• AIM OF THE TASK: Whenever a line in the entries below contains the string "note", copy that line.

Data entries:
################

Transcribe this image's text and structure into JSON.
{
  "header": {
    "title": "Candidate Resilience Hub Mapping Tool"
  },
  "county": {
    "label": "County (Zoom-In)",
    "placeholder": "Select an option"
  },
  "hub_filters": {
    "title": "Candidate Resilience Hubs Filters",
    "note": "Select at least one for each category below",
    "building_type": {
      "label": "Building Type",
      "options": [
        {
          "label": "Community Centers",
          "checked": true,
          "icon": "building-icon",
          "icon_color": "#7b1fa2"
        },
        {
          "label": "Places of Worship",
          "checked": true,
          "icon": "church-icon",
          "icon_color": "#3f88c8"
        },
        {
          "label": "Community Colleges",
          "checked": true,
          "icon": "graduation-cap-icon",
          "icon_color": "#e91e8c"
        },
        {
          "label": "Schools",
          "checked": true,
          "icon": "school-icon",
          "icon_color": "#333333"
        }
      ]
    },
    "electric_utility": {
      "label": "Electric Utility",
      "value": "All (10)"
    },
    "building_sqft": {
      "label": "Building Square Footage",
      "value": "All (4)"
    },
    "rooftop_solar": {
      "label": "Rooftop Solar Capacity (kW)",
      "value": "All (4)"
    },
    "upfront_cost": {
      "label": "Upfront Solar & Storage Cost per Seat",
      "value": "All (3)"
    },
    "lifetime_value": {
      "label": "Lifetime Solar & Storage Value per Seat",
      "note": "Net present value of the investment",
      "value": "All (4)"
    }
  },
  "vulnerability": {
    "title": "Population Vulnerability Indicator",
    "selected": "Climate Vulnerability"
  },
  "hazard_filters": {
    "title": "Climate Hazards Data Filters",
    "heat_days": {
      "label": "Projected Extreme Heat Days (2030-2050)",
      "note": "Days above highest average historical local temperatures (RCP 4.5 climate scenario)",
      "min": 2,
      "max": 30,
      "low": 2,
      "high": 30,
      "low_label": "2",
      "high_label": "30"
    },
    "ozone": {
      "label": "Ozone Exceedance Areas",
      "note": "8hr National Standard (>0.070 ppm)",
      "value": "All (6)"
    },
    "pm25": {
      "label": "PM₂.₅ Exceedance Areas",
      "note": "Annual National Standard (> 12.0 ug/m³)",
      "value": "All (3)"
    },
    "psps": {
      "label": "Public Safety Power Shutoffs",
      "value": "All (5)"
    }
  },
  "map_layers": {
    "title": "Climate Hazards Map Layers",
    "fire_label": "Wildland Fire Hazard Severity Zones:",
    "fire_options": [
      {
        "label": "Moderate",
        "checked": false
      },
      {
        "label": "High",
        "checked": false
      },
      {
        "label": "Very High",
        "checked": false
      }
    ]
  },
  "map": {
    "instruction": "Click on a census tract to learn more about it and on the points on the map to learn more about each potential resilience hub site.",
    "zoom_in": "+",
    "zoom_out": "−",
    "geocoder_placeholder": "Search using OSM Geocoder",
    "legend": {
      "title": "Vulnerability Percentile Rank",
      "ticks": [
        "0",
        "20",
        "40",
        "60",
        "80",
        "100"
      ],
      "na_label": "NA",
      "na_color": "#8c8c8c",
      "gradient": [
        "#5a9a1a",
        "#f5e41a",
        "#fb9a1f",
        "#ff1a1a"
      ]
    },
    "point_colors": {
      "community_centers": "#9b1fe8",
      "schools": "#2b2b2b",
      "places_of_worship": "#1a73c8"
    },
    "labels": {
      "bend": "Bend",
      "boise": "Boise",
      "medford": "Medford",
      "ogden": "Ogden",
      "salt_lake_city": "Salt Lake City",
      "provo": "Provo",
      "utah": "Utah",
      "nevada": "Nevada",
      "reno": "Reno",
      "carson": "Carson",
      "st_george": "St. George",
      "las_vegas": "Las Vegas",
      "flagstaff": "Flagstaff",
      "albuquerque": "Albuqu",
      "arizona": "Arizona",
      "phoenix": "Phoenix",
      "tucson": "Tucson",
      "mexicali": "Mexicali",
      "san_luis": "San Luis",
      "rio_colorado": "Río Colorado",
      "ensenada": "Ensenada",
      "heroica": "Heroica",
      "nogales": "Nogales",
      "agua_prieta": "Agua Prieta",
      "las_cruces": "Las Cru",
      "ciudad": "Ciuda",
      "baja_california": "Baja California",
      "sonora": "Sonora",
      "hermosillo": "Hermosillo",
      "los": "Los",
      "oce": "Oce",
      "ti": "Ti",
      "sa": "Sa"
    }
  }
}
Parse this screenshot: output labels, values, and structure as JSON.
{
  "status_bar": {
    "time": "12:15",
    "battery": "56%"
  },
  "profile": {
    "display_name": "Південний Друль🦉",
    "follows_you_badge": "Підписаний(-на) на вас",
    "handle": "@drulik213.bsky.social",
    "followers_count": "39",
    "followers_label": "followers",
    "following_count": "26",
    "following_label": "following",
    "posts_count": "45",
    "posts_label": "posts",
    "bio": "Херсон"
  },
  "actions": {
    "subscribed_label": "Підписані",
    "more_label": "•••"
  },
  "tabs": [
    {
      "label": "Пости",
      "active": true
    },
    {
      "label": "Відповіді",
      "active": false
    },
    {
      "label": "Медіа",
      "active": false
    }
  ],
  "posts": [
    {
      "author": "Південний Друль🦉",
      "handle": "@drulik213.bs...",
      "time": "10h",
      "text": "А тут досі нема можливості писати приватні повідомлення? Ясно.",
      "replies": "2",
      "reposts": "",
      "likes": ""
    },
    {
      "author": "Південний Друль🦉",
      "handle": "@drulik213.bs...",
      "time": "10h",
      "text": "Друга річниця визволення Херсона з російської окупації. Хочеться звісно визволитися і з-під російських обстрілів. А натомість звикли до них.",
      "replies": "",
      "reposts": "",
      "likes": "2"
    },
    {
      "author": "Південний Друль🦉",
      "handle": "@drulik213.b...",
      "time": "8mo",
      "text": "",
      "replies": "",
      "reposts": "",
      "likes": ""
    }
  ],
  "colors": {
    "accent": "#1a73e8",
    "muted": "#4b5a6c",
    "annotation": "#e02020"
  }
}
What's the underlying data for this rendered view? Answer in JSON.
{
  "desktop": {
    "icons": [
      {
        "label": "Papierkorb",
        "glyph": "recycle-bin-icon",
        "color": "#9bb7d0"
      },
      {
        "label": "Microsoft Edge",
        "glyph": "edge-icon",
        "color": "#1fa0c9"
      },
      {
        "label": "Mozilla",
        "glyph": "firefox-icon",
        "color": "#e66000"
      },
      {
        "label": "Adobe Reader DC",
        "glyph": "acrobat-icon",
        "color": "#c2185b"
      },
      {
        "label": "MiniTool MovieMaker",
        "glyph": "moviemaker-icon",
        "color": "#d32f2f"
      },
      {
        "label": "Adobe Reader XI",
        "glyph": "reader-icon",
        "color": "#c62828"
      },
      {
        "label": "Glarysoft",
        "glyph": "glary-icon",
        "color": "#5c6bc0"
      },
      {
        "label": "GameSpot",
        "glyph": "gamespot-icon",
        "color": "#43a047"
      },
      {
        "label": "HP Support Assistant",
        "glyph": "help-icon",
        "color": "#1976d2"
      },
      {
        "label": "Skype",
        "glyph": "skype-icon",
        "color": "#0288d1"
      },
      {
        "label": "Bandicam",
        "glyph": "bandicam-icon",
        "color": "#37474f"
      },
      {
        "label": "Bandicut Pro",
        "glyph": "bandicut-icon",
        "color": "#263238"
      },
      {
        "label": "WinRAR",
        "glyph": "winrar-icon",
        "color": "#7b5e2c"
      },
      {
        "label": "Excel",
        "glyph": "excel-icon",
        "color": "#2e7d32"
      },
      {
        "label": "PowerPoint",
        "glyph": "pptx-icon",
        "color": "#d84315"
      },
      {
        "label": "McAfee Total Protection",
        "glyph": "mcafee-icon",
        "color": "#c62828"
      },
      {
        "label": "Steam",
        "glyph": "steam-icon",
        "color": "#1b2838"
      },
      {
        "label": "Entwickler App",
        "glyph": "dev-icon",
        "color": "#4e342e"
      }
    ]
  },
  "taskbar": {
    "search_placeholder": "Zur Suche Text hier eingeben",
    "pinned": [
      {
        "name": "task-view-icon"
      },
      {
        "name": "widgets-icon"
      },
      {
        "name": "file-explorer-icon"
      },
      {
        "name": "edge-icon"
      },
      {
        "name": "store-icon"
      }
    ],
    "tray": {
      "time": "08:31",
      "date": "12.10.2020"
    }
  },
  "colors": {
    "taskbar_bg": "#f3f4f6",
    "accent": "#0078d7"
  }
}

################

• SOLUTION FOR THIS TASK:
    "note": "Select at least one for each category below",
      "note": "Net present value of the investment",
      "note": "Days above highest average historical local temperatures (RCP 4.5 climate scenario)",
      "note": "8hr National Standard (>0.070 ppm)",
      "note": "Annual National Standard (> 12.0 ug/m³)",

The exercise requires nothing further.